Yes it holds the heat nicely, especially If you put the exhaust fan in the lower location. But I think it’s a good idea to add a temperature controller and additional heater, especially for difficult to print stuff like polycarbonate. For ABS it’s probably not needed but certainly can’t hurt. The more you can regulate the space, while simultaneously exhausting all the nasty fumes and particles, the better your prints will be.

ps I love my fan/exhaust arrangement it works really well. I just finished a 3 hour Polycarbonate print and didn’t smell anything. And that stuff is nasty. The enclosure is really working well.

Hmm… well guess I need another piece of plastic. :slight_smile: Luckily the local hardware store has 24x18.


I built an enclosure for my TAZ4 quite soon after I received it. As I’m printing at my garage, it gets down to 10c (50F) during wintertime. I placed my TAZ4 to the corner, so I only needed two acrylic sheets for the sides. Top of the enclosure is made from 8mm thick plastic sheet. Sides are attached using magnets, so it is easy to take them off for filament change etc.

I’ve also added a small heater to the right upper corner for extra heating during cold. There’s also a webcam installed so I can monitor my printing inside the house. I’m planning to install a ventilation hose to suck up the fumes outside garage. Enclosure protects printer from wood dust and all the other small particles that are flying inside the garage :slight_smile:

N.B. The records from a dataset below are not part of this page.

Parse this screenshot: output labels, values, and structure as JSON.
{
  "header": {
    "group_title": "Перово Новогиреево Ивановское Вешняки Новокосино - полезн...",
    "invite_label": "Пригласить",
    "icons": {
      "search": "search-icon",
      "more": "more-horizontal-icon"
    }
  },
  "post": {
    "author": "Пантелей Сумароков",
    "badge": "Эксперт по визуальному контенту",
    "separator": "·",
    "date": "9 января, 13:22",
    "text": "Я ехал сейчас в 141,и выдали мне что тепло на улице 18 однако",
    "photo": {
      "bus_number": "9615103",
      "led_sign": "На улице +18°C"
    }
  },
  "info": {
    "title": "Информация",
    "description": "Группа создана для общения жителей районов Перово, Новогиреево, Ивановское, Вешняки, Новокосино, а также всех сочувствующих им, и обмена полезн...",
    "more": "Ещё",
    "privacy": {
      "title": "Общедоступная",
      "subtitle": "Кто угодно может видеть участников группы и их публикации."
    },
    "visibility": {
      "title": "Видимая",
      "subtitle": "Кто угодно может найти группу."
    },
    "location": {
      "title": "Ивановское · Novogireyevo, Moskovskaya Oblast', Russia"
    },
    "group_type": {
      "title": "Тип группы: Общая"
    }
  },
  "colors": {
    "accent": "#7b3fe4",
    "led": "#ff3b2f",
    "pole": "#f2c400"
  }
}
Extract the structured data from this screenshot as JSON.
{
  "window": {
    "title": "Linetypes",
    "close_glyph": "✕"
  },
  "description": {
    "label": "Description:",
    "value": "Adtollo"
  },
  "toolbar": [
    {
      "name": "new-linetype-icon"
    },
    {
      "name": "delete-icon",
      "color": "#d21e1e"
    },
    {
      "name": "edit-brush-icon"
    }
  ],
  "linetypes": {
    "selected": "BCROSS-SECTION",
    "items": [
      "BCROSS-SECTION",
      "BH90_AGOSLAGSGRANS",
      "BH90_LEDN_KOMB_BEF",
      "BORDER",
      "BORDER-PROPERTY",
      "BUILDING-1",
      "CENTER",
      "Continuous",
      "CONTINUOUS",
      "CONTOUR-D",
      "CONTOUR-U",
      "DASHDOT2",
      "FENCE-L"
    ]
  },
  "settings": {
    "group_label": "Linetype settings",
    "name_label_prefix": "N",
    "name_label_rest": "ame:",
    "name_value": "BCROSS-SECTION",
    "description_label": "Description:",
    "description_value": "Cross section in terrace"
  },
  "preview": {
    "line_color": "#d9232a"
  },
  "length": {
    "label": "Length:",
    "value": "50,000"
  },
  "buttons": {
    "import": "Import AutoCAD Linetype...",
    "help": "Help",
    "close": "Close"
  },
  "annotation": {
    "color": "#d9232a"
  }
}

My initial prints were done without enclosure and there was some warping when printing with ABS. After building the enclosure, all warping was gone.